I am singular, particular

There is only one of me

And yet

When I travel through the cities of this world

As I am privileged to do

I am overwhelmed by knowing

That behind each door

Is a particular life

A family, a quarrelling couple,

A lonely person with his unique history.

The “knowing” is so superficial

I cannot really “ know “ it at all

Anymore the details of these lives

Than the sheer magnitude of the numbers

Seven billion, they say

And each, somehow, amazingly

As special and as personal to themselves

As I am to me

I am supposed to care

About the starving children

The war-torn regions

The lives wrecked by earthquakes, floods, fire

I send money

To assuage the guilt

Of my indifference

On July 7th, 2007, I was in my car listening to the radio. A bomb has gone off in Central London. Maybe more than one bomb.

People are hurt. People may be dead. Communications are muddled. The situation is unclear.

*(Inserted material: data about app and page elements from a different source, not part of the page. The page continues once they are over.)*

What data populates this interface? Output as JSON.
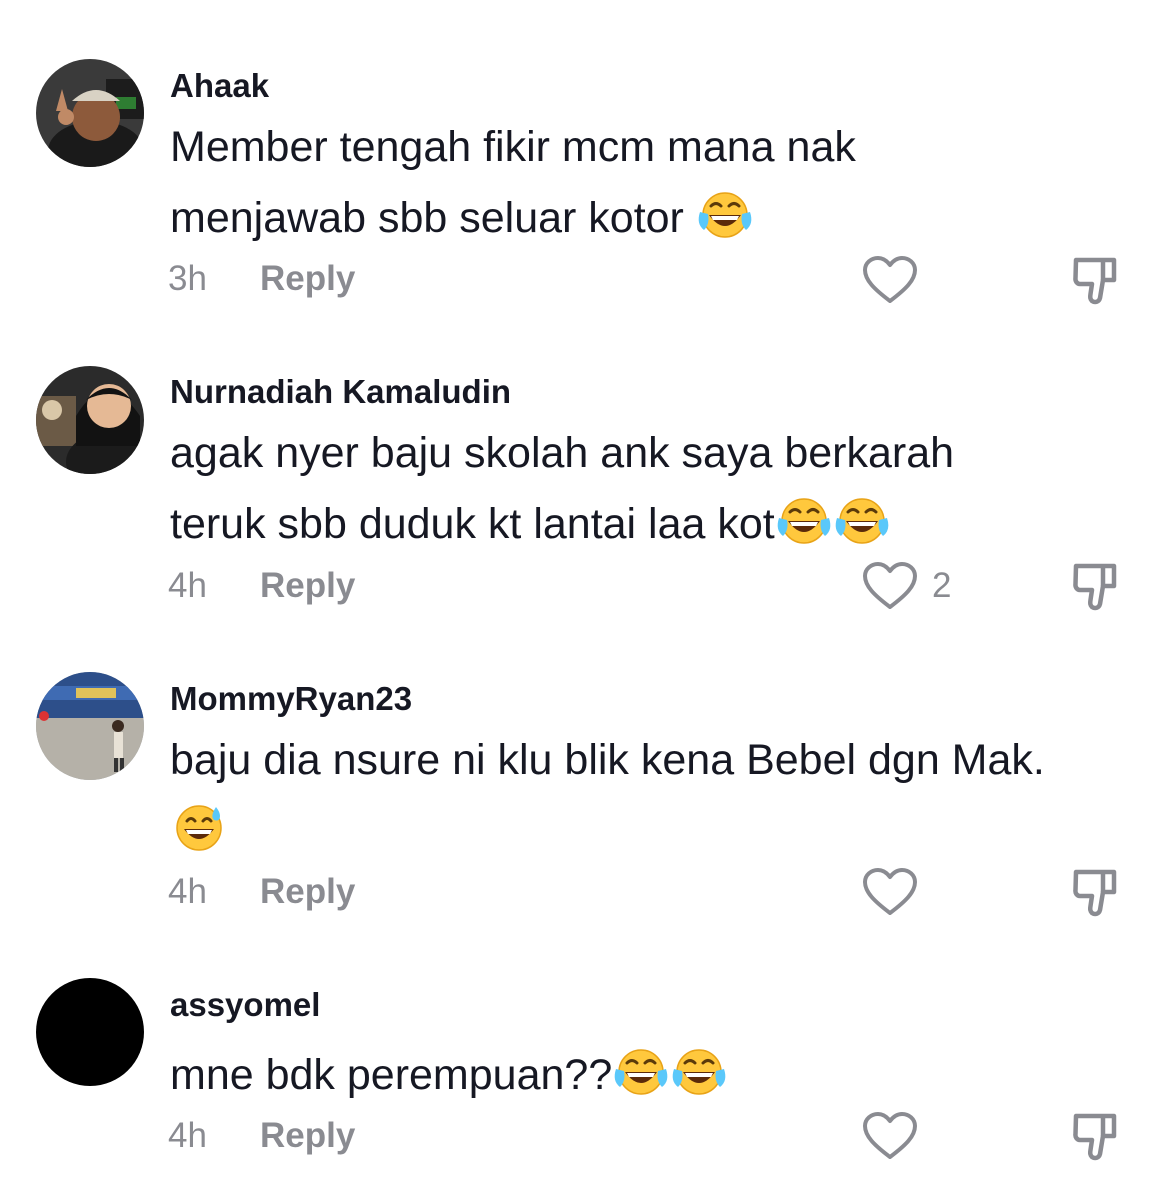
{
  "comments": [
    {
      "username": "Ahaak",
      "text": "Member tengah fikir mcm mana nak menjawab sbb seluar kotor",
      "emoji": "face-with-tears-of-joy",
      "time": "3h",
      "reply_label": "Reply",
      "like_count": ""
    },
    {
      "username": "Nurnadiah Kamaludin",
      "text": "agak nyer baju skolah ank saya berkarah teruk sbb duduk kt lantai laa kot",
      "emoji": "face-with-tears-of-joy x2",
      "time": "4h",
      "reply_label": "Reply",
      "like_count": "2"
    },
    {
      "username": "MommyRyan23",
      "text": "baju dia nsure ni klu blik kena Bebel dgn Mak.",
      "emoji": "grinning-face-with-sweat",
      "time": "4h",
      "reply_label": "Reply",
      "like_count": ""
    },
    {
      "username": "assyomel",
      "text": "mne bdk perempuan??",
      "emoji": "face-with-tears-of-joy x2",
      "time": "4h",
      "reply_label": "Reply",
      "like_count": ""
    }
  ],
  "icons": {
    "like": "heart-outline-icon",
    "dislike": "thumbs-down-outline-icon"
  },
  "colors": {
    "text": "#161823",
    "meta": "#8a8b91",
    "background": "#ffffff"
  }
}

My son! In London! In Central London!

I pull over and call him. No response.

He is Dead. I know it. Or injured. I picture him staggering, bloodied, up from the tube.

I sit in my car and weep. I am so convinced by my imaginings, I am grieving already.

Someone taps on the car window.

“Are you alright , dear?”

This complete stranger invites me into her house nearby and nurtures me with tea and sympathy.

Tragedy has made us sisters in the moment.

Which must have lasted for half an hour at least, until I received a text

“I’m O.K. Mum. I’m at the dentist”

I have never seen that kind lady again, although I think I was well-mannered enough to post a card of heartfelt thanks through her letterbox the next day.

And you, who are listening to, or reading this, you whose lives are so particular, so unique, so personal to yourselves, at this moment you are linked to me by your attention, and I will enter your world when I listen to or read your words.

The link will break as we continue with our lives, networking closer to others for a long or brief time, with more or less investment of attention.

Such paradoxes; the many, the few, the personal, the universal, the interrelationships, the indifference and the compassion. All part of the unfathomable kaleidoscope of life.